--- MATERIAL FOR THE TASK ---

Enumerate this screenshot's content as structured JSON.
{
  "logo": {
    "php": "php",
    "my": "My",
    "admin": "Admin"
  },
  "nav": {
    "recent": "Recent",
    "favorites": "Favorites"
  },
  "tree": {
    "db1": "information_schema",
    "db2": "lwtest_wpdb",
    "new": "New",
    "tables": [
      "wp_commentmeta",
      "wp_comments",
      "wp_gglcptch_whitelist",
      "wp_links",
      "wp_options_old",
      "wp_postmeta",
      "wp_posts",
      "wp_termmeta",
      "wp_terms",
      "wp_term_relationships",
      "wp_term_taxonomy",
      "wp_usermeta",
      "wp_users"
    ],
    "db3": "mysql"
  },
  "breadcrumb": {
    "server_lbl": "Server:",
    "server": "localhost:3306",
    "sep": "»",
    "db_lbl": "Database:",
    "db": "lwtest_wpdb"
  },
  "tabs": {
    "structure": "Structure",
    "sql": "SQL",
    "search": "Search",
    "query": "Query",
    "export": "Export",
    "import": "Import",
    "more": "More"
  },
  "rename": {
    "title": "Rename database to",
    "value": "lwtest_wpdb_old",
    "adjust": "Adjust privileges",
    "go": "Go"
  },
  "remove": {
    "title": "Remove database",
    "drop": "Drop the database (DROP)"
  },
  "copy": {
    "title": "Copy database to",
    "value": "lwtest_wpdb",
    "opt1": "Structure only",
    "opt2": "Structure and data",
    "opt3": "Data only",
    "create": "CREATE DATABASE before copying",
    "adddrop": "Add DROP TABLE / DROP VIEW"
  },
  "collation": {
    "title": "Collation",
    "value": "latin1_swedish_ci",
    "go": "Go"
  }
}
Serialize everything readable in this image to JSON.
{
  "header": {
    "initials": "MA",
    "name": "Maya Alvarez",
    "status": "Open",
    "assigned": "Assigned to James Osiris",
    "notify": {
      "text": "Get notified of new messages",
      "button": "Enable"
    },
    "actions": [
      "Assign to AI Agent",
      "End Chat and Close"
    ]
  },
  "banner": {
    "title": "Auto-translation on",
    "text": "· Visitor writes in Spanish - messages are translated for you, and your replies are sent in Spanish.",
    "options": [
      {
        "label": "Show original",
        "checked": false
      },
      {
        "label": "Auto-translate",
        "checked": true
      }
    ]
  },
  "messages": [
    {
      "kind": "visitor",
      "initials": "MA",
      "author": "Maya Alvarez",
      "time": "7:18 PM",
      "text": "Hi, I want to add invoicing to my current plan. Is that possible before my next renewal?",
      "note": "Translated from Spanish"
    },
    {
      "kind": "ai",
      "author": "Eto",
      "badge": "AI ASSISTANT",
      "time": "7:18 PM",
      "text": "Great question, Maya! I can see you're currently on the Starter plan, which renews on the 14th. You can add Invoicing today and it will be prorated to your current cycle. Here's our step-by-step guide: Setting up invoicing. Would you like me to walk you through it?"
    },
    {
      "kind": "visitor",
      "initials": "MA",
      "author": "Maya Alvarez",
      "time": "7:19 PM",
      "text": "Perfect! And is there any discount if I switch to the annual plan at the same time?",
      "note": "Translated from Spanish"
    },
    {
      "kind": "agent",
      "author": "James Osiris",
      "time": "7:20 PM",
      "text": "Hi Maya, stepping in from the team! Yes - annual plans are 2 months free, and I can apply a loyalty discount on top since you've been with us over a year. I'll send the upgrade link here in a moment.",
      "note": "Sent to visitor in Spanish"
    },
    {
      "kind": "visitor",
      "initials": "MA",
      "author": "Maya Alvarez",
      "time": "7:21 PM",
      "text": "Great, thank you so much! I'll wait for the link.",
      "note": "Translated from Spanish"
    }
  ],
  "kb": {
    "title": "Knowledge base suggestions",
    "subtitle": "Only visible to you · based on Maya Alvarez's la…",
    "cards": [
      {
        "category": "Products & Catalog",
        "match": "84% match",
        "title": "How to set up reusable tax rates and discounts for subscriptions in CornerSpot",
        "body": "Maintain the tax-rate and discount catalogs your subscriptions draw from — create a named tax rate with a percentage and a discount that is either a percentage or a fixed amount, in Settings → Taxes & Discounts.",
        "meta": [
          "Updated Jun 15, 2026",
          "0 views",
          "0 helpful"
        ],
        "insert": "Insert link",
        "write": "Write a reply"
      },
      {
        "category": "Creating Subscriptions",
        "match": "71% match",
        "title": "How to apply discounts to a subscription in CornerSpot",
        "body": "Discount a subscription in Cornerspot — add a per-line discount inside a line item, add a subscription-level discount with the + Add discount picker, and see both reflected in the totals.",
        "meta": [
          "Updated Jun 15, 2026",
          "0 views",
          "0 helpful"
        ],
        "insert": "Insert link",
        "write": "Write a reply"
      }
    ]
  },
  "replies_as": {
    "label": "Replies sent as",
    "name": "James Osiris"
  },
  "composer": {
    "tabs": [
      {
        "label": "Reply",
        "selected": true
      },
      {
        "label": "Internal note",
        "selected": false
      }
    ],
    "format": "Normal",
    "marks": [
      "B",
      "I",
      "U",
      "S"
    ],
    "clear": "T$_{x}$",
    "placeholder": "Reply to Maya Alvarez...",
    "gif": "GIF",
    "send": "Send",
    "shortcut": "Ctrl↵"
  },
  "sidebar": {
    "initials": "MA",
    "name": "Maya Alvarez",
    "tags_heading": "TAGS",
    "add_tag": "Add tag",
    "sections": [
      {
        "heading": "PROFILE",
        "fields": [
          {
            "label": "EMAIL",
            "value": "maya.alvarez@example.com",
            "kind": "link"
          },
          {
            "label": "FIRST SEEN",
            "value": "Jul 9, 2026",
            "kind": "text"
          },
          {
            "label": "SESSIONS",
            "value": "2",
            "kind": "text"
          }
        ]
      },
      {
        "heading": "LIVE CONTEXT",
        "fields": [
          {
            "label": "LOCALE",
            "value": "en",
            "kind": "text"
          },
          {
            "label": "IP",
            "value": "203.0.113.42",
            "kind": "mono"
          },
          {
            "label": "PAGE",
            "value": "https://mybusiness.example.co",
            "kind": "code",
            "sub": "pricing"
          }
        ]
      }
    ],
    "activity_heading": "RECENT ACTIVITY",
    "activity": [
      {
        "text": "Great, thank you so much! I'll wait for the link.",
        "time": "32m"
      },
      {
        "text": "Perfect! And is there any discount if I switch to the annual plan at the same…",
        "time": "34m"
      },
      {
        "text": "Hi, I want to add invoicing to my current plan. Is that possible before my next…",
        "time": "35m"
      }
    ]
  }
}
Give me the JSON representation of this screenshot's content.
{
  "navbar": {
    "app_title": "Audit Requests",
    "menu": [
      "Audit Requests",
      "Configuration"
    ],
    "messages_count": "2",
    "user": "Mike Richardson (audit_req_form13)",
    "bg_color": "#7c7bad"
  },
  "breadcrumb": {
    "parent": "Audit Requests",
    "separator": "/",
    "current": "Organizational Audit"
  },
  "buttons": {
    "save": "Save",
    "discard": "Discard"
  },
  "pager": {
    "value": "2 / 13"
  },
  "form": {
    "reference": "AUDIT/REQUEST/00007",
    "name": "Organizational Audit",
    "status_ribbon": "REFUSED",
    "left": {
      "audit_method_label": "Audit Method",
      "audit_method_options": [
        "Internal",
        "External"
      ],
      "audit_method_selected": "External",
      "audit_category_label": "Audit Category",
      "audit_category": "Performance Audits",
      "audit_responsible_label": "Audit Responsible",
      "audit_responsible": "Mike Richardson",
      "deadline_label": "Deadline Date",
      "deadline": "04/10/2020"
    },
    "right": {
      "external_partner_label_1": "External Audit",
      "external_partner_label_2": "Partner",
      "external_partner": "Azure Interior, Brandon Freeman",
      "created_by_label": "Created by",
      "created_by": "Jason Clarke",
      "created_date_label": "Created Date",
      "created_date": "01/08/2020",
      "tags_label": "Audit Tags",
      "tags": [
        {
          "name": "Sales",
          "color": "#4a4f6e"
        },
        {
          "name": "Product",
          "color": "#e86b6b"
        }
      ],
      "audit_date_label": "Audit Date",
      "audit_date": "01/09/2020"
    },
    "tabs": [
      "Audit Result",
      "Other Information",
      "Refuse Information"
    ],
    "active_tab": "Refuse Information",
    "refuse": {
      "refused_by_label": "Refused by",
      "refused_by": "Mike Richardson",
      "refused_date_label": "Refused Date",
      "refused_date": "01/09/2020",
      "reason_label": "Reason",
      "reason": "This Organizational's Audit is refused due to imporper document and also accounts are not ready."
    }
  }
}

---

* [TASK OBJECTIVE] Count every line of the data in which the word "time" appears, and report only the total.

* [FINISHED EXERCISE] 9